Entrepreneurs in the geothermal sector have revealed that the growth of installed capacity for geothermal power plants (PLTP) in Indonesia remains sluggish, currently reaching only 40 MW per year. Several challenges are seen as hindrances to the expansion of this clean energy source.
Prijandaru Effendi, the Chairman of the Indonesian Geothermal Association (API), stated that to achieve the target of adding geothermal power plant capacity to 3,355 MW by 2030, an increase of approximately 450 MW per year is required.
Prijandaru noted that the currently installed geothermal capacity stands at 2,378 MW, with an average annual growth of only about 40 MW. Therefore, he emphasized that the growth of geothermal energy is still far from the potential of around 24,000 MW.
“The slow growth is due to various challenges, especially as we are still in the process of finding solutions,” he remarked on September 20, 2023.
He mentioned that some of the challenges that could impede the growth of green energy include the gap between geothermal electricity prices and the project’s economic viability, which may not be attractive to investors.
Furthermore, another challenge is the frequent changes in regulations, leading to uncertainty in the geothermal sector. Hoping to collectively address these challenges in the future.
The Ministry of Energy and Mineral Resources (ESDM) has provided several incentives and facilitations to attract large companies to develop geothermal power plant projects.

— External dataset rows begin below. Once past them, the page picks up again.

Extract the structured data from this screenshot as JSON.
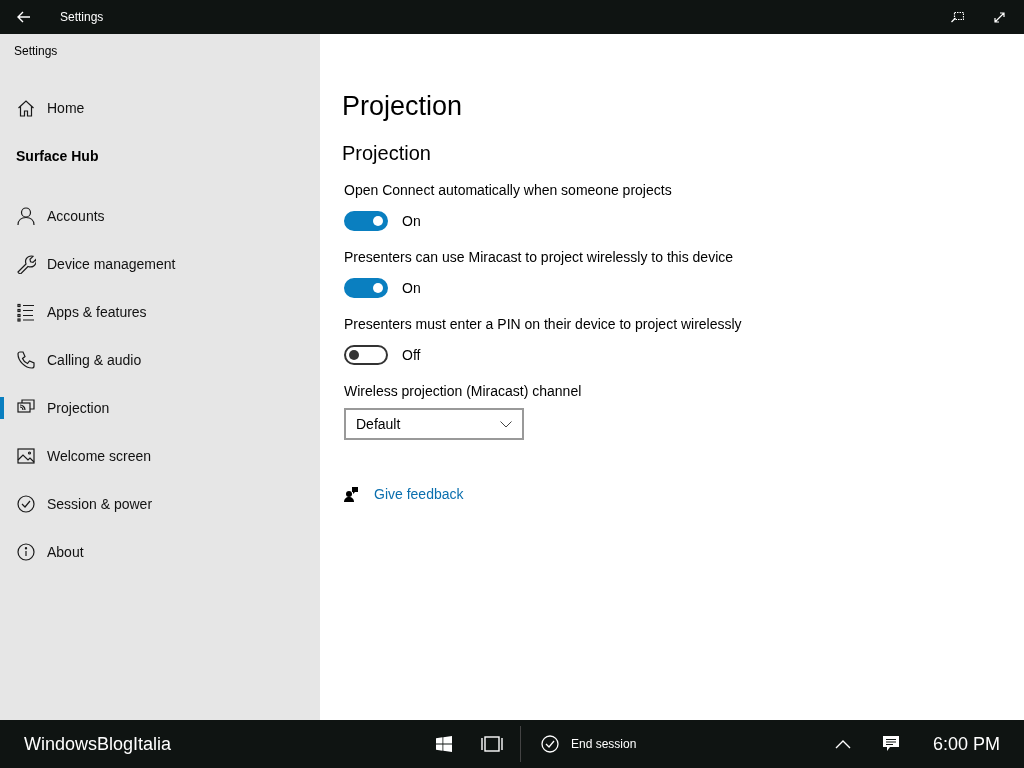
{
  "window": {
    "title": "Settings"
  },
  "sidebar": {
    "title": "Settings",
    "home": {
      "label": "Home",
      "selected": false
    },
    "section": "Surface Hub",
    "items": [
      {
        "label": "Accounts",
        "selected": false
      },
      {
        "label": "Device management",
        "selected": false
      },
      {
        "label": "Apps & features",
        "selected": false
      },
      {
        "label": "Calling & audio",
        "selected": false
      },
      {
        "label": "Projection",
        "selected": true
      },
      {
        "label": "Welcome screen",
        "selected": false
      },
      {
        "label": "Session & power",
        "selected": false
      },
      {
        "label": "About",
        "selected": false
      }
    ]
  },
  "main": {
    "heading": "Projection",
    "subheading": "Projection",
    "settings": [
      {
        "kind": "toggle",
        "label": "Open Connect automatically when someone projects",
        "on": true,
        "state_text": "On"
      },
      {
        "kind": "toggle",
        "label": "Presenters can use Miracast to project wirelessly to this device",
        "on": true,
        "state_text": "On"
      },
      {
        "kind": "toggle",
        "label": "Presenters must enter a PIN on their device to project wirelessly",
        "on": false,
        "state_text": "Off"
      },
      {
        "kind": "dropdown",
        "label": "Wireless projection (Miracast) channel",
        "value": "Default"
      }
    ],
    "feedback_link": "Give feedback"
  },
  "taskbar": {
    "device_name": "WindowsBlogItalia",
    "end_session": "End session",
    "time": "6:00 PM"
  }
}
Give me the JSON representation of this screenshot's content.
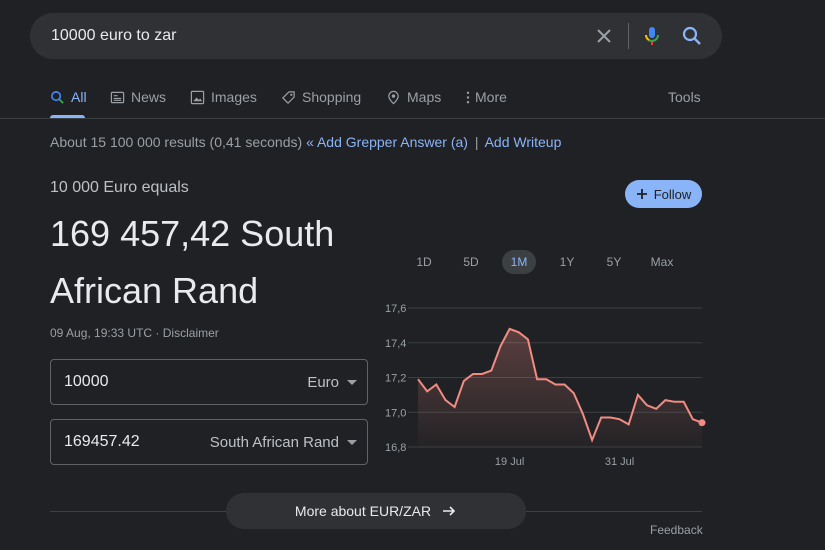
{
  "search": {
    "query": "10000 euro to zar"
  },
  "tabs": [
    {
      "label": "All"
    },
    {
      "label": "News"
    },
    {
      "label": "Images"
    },
    {
      "label": "Shopping"
    },
    {
      "label": "Maps"
    },
    {
      "label": "More"
    }
  ],
  "tools_label": "Tools",
  "stats": {
    "text": "About 15 100 000 results (0,41 seconds)",
    "grepper": "« Add Grepper Answer (a)",
    "separator": "|",
    "writeup": "Add Writeup"
  },
  "converter": {
    "equals_text": "10 000 Euro equals",
    "result_text": "169 457,42 South African Rand",
    "timestamp": "09 Aug, 19:33 UTC",
    "dot": "·",
    "disclaimer": "Disclaimer",
    "from_value": "10000",
    "from_currency": "Euro",
    "to_value": "169457.42",
    "to_currency": "South African Rand"
  },
  "follow_label": "Follow",
  "ranges": [
    {
      "label": "1D",
      "active": false
    },
    {
      "label": "5D",
      "active": false
    },
    {
      "label": "1M",
      "active": true
    },
    {
      "label": "1Y",
      "active": false
    },
    {
      "label": "5Y",
      "active": false
    },
    {
      "label": "Max",
      "active": false
    }
  ],
  "more_about_label": "More about EUR/ZAR",
  "feedback_label": "Feedback",
  "colors": {
    "line": "#f28b82",
    "accent": "#8ab4f8",
    "background": "#202124"
  },
  "chart_data": {
    "type": "line",
    "ylim": [
      16.8,
      17.6
    ],
    "yticks": [
      "17,6",
      "17,4",
      "17,2",
      "17,0",
      "16,8"
    ],
    "xtick_labels": [
      "19 Jul",
      "31 Jul"
    ],
    "xtick_index": [
      10,
      22
    ],
    "values": [
      17.19,
      17.12,
      17.16,
      17.07,
      17.03,
      17.18,
      17.22,
      17.22,
      17.24,
      17.38,
      17.48,
      17.46,
      17.42,
      17.19,
      17.19,
      17.16,
      17.16,
      17.11,
      16.99,
      16.84,
      16.97,
      16.97,
      16.96,
      16.93,
      17.1,
      17.04,
      17.02,
      17.07,
      17.06,
      17.06,
      16.96,
      16.94
    ]
  }
}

“To attract investors, the government has improved regulations related to geothermal energy, including fiscal and non-fiscal incentives, reducing exploration risks through government drilling, preparing financing mechanisms for the exploration stage, and offering new Working Areas (WKPs) and Special Purpose Geothermal Working Areas (WPSPEs),” stated Harris Yahya, Director of Geothermal Energy at the Directorate General of New, Renewable Energy, and Energy Conservation (EBTKE).
However, Fabby Tumiwa, the Executive Director of the Institute for Essential Service Reform (IESR), believes that these incentives are ineffective in attracting investment in the geothermal business. He pointed out that geothermal investment is still seen as high-risk by business players.
“The incentives provided so far have been somewhat ineffective in reducing risks and attracting investment interest,” said Fabby.
He mentioned that the ineffectiveness of these incentives can be observed in the development target for geothermal, which has not met the initial goal of reaching 7,000 MW by 2025.
“We were supposed to reach 7,000 MW by 2025, but it was postponed by the government to 2030 as the target of 7,000 MW,” he explained.
He added that until now, geothermal development has only reached 2,350 MW. This means that the target has not been achieved in line with the expected growth.
“In the last three years, the addition of geothermal power plant capacity has been at most 200-300 MW per year, when we should be growing at a rate of 500-600 MW per year to meet that target,” he clarified.
It is worth noting that Indonesia has the second-largest installed geothermal capacity in the world, with 2,175.7 MWe or 9% utilized for Geothermal Power Plants (PLTP), while the potential capacity stands at 24 GW.